by Mark Hubbard
Persons challenged with HIV infection in Tennessee can receive a range of services paid for by a variety of sources. Their complex challenges are addressed with a philosophy of care that considers their overall wellness as a key to success.
For those without private healthcare insurance, two government programs, Medicare and/or TennCare ( Tennessee ’s version of Medicaid) often provide for medical care and medications. Two other major resources used are federal funds provided by the Ryan White CARE Act and the federal Housing Opportunities for People with AIDS (HOPWA.) Private donations and grants are also critical in meeting overall needs.
“Ryan White,” as it is commonly termed, is used to pay for medical care, dental care, medications, assistance with insurance premiums and co-pays. It also helps to fund other services like case management, emergency financial assistance, counseling, alcohol and drug addiction treatment, food/nutritional assistance, and transportation. It is important to note that the program was designed by Congress to be the payer of last resort.
HOPWA is designated for housing assistance, and, to a limited extent, it can also be used for emergency financial assistance. While some clients need very little assistance, others need virtually every service.
While the processes used to prioritize, allocate, and utilize all of the resources available is complex, understanding the impact of removing TennCare from the picture is fairly simple.
“The community regularly goes through the process of assessing and prioritizing the needs of people living with HIV/AIDS,” commented Hubbard. Obviously, the cost of ongoing medical care leads the list along with antiviral medications.
“Others on the priority list include things like case management and what we often refer to as “wrap-around” services,” he said.
When these needs are compared to the available resources, every attempt is made to utilize the Ryan White funds to fill the gaps.
“Ryan White funds will have to be shifted to those top priority items TennCare previously covered. The other services, despite having been proven to improve outcomes, will be reduced or eliminated,” noted Hubbard.
Although anti-viral medications are an obvious priority, persons living with HIV/AIDS often need other important medications to prevent opportunistic infections and deal with drug side effects. Elevated cholesterol levels, insulin sensitivity and diabetes, and chronic pain unresponsive to other therapies are all complications that require medication. Anxiety and depression often accompanies the disease, and overcoming their impact on adherence and general health means that treatment may be crucial to achieving and maintaining a good quality of life for patients with HIV/AIDS.

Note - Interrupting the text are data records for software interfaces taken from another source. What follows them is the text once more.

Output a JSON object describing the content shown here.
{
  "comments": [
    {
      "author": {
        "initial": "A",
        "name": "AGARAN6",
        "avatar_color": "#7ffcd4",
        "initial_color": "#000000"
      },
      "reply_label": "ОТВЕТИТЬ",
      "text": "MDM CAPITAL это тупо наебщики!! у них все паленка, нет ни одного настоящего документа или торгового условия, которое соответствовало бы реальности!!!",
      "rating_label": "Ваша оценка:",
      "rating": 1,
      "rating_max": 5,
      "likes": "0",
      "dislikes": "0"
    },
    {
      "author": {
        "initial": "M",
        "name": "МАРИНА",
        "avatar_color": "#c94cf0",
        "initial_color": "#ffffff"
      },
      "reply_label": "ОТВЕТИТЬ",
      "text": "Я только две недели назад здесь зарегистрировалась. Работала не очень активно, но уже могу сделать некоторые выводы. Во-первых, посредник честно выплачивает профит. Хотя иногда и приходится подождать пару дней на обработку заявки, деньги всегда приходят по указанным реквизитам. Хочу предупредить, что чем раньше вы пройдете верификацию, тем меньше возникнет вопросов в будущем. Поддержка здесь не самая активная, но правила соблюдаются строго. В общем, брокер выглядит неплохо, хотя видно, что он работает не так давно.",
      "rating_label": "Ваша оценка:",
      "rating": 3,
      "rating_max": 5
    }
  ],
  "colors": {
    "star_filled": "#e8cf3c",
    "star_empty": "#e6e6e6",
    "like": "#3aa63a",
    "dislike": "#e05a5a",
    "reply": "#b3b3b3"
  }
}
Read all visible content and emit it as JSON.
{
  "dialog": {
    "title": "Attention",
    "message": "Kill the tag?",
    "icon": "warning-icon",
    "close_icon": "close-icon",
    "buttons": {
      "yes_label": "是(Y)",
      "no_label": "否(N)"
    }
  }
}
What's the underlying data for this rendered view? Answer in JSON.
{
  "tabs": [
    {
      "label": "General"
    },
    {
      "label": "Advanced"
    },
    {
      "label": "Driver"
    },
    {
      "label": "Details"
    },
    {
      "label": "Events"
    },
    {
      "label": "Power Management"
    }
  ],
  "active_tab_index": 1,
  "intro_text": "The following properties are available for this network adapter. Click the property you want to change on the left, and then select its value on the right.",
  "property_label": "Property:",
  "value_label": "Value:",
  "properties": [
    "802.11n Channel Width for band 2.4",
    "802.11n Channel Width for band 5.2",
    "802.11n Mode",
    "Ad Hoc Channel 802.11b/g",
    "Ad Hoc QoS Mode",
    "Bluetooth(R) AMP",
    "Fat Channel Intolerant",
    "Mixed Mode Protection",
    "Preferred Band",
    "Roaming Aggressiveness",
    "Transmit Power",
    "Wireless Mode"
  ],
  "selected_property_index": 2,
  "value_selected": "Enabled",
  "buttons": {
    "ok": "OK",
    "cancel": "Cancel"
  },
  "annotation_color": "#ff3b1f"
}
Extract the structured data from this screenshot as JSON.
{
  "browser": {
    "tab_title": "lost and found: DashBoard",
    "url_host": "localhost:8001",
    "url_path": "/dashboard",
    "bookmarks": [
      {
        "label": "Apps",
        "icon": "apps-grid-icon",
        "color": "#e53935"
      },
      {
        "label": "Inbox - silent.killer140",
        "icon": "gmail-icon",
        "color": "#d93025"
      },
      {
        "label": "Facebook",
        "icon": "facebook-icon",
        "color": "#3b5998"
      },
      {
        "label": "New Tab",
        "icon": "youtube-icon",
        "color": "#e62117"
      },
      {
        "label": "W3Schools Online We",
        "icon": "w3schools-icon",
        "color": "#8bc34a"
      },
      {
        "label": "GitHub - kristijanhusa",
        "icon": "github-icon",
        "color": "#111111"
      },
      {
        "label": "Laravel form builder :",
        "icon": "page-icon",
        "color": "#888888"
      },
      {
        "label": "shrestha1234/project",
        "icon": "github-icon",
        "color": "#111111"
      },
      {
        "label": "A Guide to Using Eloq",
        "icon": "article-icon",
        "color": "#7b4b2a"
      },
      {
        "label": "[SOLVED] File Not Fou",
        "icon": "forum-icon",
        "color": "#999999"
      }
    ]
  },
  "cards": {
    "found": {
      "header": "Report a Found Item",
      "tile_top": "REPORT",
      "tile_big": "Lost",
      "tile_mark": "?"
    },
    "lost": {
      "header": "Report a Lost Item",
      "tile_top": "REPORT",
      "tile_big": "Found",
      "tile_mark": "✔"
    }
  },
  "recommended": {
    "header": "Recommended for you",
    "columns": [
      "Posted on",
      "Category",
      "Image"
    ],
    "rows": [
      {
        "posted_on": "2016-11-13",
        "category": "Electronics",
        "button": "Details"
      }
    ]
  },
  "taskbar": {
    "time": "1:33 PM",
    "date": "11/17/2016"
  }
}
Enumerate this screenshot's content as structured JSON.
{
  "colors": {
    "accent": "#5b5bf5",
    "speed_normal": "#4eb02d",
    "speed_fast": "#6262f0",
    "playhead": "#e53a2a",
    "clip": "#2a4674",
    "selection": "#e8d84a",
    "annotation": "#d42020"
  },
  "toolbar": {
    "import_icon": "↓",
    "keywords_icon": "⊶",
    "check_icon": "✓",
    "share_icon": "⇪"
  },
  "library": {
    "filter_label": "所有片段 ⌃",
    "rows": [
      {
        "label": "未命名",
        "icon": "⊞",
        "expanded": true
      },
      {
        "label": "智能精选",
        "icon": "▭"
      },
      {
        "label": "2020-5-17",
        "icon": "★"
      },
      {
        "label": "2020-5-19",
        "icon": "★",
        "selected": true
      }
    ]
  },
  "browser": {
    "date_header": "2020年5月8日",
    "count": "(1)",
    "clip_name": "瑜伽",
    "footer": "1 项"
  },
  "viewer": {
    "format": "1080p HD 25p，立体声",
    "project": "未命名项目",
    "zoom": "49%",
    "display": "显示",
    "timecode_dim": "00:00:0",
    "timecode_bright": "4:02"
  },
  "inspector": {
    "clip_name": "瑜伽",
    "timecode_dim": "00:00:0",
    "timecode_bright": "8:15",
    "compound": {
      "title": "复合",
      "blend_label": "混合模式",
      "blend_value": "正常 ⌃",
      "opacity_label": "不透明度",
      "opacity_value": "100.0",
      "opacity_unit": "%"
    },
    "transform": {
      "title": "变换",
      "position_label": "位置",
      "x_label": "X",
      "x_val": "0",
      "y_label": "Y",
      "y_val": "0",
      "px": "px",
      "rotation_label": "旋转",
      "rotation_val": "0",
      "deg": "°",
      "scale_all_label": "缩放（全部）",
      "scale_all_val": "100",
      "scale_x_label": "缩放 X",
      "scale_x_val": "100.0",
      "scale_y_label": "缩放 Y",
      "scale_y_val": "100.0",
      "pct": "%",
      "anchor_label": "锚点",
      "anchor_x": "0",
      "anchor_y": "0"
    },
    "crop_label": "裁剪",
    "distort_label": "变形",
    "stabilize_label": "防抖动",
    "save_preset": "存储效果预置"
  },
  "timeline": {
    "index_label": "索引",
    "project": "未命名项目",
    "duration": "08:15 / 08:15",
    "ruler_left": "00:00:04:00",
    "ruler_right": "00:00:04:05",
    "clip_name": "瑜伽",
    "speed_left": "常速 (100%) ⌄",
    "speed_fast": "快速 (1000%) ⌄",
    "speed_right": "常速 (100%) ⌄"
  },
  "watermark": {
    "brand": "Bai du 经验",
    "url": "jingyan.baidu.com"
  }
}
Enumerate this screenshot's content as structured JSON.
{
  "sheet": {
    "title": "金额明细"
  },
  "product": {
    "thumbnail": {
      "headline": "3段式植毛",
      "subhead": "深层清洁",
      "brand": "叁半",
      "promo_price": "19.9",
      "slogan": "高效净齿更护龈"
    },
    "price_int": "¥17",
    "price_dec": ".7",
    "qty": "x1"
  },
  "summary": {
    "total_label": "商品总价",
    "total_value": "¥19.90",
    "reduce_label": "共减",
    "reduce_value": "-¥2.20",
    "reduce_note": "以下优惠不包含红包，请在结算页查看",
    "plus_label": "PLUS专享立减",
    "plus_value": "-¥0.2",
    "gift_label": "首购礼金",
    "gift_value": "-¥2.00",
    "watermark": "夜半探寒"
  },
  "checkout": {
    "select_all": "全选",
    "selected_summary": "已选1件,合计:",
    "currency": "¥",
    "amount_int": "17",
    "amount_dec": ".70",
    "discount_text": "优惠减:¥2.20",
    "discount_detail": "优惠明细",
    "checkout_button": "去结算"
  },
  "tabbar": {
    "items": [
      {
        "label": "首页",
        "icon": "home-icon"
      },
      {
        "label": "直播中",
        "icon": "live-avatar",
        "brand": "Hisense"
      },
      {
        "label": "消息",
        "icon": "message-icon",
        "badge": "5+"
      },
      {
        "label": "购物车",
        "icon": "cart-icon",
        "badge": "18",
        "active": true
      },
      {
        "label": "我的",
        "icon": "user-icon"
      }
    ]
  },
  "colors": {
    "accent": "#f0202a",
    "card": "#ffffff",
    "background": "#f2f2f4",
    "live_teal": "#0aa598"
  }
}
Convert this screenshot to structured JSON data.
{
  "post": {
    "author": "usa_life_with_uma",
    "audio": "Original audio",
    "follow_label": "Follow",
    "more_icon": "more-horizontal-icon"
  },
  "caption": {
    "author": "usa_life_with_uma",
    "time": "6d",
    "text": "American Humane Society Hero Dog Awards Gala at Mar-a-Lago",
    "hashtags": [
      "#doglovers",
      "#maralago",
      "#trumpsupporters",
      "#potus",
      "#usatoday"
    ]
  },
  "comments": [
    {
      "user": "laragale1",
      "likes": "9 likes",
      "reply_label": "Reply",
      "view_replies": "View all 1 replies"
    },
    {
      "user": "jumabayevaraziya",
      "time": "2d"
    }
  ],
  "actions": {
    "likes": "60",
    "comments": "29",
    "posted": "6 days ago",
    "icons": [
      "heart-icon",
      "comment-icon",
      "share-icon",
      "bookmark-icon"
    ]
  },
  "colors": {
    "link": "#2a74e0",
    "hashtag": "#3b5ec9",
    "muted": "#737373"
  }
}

Mark Hubbard is a longtime HIV/AIDS activist in the Nashville/Middle Tennessee area. He can be reached at firstname.lastname@example.org.